. The cases cited by Putnam are probably Smith v. Gould, 2 [not 3]Ld. Raym.
1274, 92 Eng. Rep.
338, 2 Salk.
666, 91 Eng. Rep.
1705); Smith v. Browne & Cooper, note 11
above; and Chamberline v. Harvey, 5 Mod.
182, 87 Eng. Rep.
1696). In the Gould
case it was held that trover for a Negro will not lie, “no more than for any other
man; for the common law takes no notice of Negroes being different from other men.”
Putnam's reference to Scripture is probably a quotation from Salkeld's argument for
the plaintiff in Gould
“that a negro
was a chattel by the law of the plantations, and therefore trover would lie for him;
that by the Levitical
law the master had power to kill his slave, and in Exodus
xx, ver. 21 it is said, he is but the master's money.” Chamberline v. Harvey was
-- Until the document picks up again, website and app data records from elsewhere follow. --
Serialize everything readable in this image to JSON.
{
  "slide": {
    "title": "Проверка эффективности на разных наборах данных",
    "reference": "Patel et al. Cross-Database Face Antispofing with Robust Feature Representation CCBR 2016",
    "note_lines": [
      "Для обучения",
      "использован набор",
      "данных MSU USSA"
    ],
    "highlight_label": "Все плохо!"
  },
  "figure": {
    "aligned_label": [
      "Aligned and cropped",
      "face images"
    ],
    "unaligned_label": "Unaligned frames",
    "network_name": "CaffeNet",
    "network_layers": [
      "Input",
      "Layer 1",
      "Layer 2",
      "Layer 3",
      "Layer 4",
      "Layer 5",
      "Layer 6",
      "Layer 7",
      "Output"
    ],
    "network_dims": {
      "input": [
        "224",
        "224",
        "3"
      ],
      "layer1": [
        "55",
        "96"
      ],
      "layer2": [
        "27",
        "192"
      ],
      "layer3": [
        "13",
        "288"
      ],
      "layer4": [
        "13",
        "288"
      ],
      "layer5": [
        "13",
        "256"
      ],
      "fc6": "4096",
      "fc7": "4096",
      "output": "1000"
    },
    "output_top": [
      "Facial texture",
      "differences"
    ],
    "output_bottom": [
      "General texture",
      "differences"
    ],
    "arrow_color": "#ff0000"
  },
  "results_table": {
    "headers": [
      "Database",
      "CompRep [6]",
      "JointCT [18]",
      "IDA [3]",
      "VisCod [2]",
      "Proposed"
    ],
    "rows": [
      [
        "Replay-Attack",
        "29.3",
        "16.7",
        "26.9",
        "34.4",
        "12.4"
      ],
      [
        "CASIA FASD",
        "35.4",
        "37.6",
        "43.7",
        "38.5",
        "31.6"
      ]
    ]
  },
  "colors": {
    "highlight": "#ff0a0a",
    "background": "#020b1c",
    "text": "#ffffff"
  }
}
cited in the margin of both reports of Smith v. Gould. In a long opinion the court
held “that no action of trespass would lie for the taking away a man generally, but
there might be a special Action of Trespass for taking his Servant, per quod Servitium amisit.”
at 191. See Pleadings Book, Form XI